So we have a native OSX version of Open Office. How awesome is that? I’ve spent many years using Open Office. From StarOffice 3.0 on OS/2 (I vaguely remember paying for that), the earlier versions of the free OpenOffice and even writing my Ph.D thesis using OpenOffice 1.0 on Linux. Since moving to using a Mac a lot, not being able to share documents between Mac and Linux has made me use Office 2008 in the main. The lack of integration of the X11 based previous versions was too painful to use really. I’m so pleased that this version has come out. Let’s give the servers a while to cool down from the pummeling they’re currently getting, and let’s give it a ride!
Nokia Beta labs have released an update for Nokia (push) email. Sounds very promising! I’m especially pleased by deleting email on the server, and also able to add more than a single email account. Both of these I’d sent in feedback about. Cool!
Guest writer: Davis Fields, Nokia Email service team
Hello Beta Labs!
Today, the Nokia Email service team is proud to announce the first updated beta release. Nokia Email service is designed for Nokia device owners to make mobile email easily discovered and intuitive. Since we launched on August 8th, we’ve received thousands of questions, suggestions and positive feedback about Nokia Email service. We’re pleased to say that we’ve taken four of the most popular feedback requests from our users and implemented them in this release.
- Localization. We’re now localized into six different languages, including full support for international characters, which has been a very popular request from our beta testers from all around the world. This release localized in English, Finnish, German, Dutch, Latin American Spanish and Iberian Spanish.
- More email addresses. Now Nokia Email lets you get mail from up to 6 email addresses, each in its own mailbox yet all in one place, and makes composing from any account seamless.
- More phones. Nokia Email service is available on more of the most popular Nokia S60 devices, including many of the latest S60 3.2 devices like the N96 and the N78.
- Better mailbox management. When you delete an email on your Nokia phone, it will be deleted from your email account. We’ve enabled this for both IMAP and POP accounts.

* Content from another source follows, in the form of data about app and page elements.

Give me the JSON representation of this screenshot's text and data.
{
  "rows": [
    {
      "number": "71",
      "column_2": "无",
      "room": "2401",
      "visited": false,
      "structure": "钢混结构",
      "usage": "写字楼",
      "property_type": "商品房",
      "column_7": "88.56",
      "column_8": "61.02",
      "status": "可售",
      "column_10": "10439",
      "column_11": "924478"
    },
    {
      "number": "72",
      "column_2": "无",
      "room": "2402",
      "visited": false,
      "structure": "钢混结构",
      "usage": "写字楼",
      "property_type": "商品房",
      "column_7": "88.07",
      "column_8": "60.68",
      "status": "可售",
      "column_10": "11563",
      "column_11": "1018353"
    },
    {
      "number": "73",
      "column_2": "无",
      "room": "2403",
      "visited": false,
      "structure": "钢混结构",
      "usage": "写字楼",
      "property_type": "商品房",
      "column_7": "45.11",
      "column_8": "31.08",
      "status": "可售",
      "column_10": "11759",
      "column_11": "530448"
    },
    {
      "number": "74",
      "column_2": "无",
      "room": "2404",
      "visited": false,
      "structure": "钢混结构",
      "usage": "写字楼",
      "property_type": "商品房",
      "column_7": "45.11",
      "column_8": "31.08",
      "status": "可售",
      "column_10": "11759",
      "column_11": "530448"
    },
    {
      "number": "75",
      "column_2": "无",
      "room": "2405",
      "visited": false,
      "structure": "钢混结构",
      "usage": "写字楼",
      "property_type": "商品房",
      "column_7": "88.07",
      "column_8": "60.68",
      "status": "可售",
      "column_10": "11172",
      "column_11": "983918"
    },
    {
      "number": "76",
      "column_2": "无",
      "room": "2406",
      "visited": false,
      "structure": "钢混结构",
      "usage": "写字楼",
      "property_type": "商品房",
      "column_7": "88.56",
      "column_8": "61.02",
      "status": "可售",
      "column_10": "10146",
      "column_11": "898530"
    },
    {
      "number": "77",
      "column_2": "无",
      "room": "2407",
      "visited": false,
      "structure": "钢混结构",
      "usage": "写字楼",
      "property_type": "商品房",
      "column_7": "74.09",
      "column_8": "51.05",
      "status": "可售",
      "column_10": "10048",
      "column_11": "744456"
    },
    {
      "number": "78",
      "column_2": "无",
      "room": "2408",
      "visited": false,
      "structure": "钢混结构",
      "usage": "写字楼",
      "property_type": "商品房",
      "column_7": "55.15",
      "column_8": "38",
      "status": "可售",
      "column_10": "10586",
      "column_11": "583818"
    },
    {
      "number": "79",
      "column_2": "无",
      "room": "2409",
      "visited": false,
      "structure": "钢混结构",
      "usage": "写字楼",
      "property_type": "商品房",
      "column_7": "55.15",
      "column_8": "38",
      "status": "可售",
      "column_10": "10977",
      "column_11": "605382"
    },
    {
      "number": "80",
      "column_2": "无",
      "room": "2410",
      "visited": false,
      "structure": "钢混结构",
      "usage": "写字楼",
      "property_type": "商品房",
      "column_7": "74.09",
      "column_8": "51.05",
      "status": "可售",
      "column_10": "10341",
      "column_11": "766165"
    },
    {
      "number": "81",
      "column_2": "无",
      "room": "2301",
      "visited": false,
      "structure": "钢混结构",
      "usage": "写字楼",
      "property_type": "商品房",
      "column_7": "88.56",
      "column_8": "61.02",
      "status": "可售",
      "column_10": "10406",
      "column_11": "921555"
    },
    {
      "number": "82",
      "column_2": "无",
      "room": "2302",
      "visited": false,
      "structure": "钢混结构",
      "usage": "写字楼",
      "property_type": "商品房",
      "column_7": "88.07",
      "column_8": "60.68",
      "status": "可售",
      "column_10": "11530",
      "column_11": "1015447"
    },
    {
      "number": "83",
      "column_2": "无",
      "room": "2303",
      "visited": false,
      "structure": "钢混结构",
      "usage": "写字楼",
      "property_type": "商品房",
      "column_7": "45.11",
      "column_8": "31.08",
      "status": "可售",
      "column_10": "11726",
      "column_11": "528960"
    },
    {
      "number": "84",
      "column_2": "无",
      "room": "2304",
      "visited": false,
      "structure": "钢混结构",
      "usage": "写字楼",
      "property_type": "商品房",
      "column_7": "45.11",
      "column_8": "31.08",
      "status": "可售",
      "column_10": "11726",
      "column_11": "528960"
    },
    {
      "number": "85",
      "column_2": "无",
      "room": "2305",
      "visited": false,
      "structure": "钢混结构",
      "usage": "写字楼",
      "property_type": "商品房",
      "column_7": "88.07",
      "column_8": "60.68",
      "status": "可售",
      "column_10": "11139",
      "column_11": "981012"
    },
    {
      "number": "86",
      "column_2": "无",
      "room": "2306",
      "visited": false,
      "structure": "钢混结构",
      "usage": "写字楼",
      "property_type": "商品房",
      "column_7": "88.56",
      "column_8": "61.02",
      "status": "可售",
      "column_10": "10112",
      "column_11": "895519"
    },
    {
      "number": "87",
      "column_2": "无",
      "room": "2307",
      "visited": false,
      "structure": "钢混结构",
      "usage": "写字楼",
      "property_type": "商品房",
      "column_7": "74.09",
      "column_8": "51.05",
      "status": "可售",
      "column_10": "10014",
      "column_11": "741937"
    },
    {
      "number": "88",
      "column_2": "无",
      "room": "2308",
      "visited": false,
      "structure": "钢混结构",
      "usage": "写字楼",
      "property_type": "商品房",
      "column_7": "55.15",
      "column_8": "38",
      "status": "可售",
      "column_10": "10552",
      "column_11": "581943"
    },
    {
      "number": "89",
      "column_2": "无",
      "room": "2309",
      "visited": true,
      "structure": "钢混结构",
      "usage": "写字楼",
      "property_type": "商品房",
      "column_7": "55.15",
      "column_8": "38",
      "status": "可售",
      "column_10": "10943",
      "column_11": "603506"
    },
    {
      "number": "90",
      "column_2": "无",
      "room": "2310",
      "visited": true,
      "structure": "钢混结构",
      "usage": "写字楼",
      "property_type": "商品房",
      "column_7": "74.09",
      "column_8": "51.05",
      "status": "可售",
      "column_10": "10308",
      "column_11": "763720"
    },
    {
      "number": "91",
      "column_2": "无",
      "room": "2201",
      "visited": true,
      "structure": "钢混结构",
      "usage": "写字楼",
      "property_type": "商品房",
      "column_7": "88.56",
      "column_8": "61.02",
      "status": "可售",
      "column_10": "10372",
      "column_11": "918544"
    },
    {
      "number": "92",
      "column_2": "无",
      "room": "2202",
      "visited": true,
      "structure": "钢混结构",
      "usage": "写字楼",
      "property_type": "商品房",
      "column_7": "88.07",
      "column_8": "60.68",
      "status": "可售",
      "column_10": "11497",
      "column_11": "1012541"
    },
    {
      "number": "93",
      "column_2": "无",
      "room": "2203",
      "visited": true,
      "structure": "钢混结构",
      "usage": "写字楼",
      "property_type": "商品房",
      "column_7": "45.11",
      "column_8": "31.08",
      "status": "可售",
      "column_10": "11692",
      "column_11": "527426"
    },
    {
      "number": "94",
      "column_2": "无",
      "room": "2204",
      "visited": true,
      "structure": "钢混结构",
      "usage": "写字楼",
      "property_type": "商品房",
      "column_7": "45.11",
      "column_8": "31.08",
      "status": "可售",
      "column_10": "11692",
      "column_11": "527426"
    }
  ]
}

If your request is not on this list, that doesn’t mean we’re not working on it. For instance, the bug where messages didn’t appear in the sent folder has been fixed (messages will now appear in the sent folder after they have been sent). One area I want to highlight that we’re working on is Google-Apps hosted email. The setup is currently not working correctly for Google Apps and similarly hosted domains (where the email address domain is different than the mail server domains). We are aware of this and are working diligently to implement those accounts in future releases.
Again, keep the feedback coming in, and we hope you enjoy this new version.

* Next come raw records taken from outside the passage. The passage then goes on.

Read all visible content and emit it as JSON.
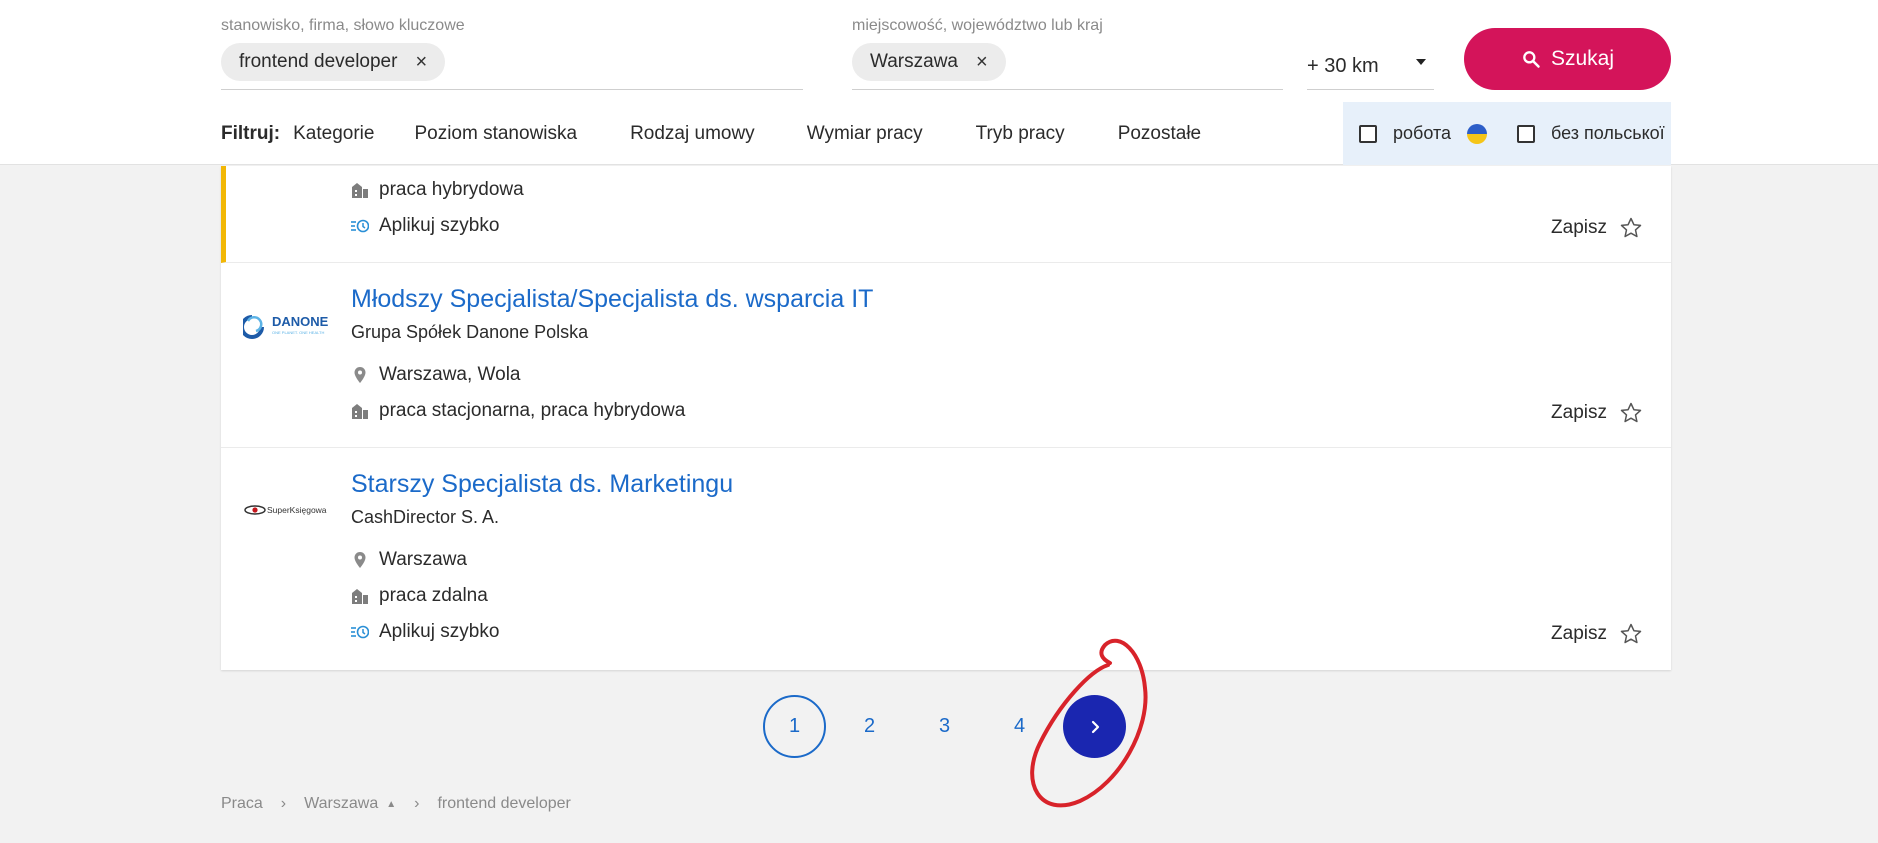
{
  "search": {
    "keyword_label": "stanowisko, firma, słowo kluczowe",
    "keyword_chip": "frontend developer",
    "location_label": "miejscowość, województwo lub kraj",
    "location_chip": "Warszawa",
    "chip_remove": "×",
    "radius": "+ 30 km",
    "button": "Szukaj"
  },
  "filters": {
    "label": "Filtruj:",
    "items": [
      "Kategorie",
      "Poziom stanowiska",
      "Rodzaj umowy",
      "Wymiar pracy",
      "Tryb pracy",
      "Pozostałe"
    ],
    "ua_checkbox": "робота",
    "no_polish_checkbox": "без польської"
  },
  "jobs": [
    {
      "work_mode": "praca hybrydowa",
      "quick_apply": "Aplikuj szybko",
      "save": "Zapisz"
    },
    {
      "title": "Młodszy Specjalista/Specjalista ds. wsparcia IT",
      "company": "Grupa Spółek Danone Polska",
      "logo_text": "DANONE",
      "logo_tagline": "ONE PLANET. ONE HEALTH",
      "location": "Warszawa, Wola",
      "work_mode": "praca stacjonarna, praca hybrydowa",
      "save": "Zapisz"
    },
    {
      "title": "Starszy Specjalista ds. Marketingu",
      "company": "CashDirector S. A.",
      "logo_text": "SuperKsięgowa",
      "location": "Warszawa",
      "work_mode": "praca zdalna",
      "quick_apply": "Aplikuj szybko",
      "save": "Zapisz"
    }
  ],
  "pagination": {
    "pages": [
      "1",
      "2",
      "3",
      "4"
    ],
    "current": "1",
    "next_icon": "chevron-right-icon"
  },
  "breadcrumb": {
    "items": [
      "Praca",
      "Warszawa",
      "frontend developer"
    ],
    "separator": "›"
  },
  "colors": {
    "accent": "#d4145a",
    "link": "#1b6ac9",
    "next_button": "#1a26b0",
    "highlight_bar": "#f2b705",
    "annotation": "#d8232a"
  }
}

- Davis Fields
(Via Nokia Beta Labs blog.)
So BG season 4 is being advertised as being on DVD release now. It’s in the supermarkets, Amazon and probably the newsagent. It’s all so exciting, especially the big boxset with all four seasons. Just imagine more or less 2 days of some of the best TV and best SciFi for ages.. Except what happens when you get to the last episode of season 4 and you feel slightly unfufilled….. I think it’s a real cheat to advertise this as being the proper season 4. OK the writers strike did affect many series, and let’s not go into whether they were right (the writers probably have the moral highground here), but why hide it? BG series 4 part 2 has not even been filmed yet. Most viewers and fans know this. Except their relatives do not. I hope some fans grannies do not spend their pension on what they think is the best present ever for their precious nephew/niece only to make their nephew/niece have to fake their happiness whilst hiding their intense disatisfaction at not knowing yet whether Adama, Starbuck et al reach Earth.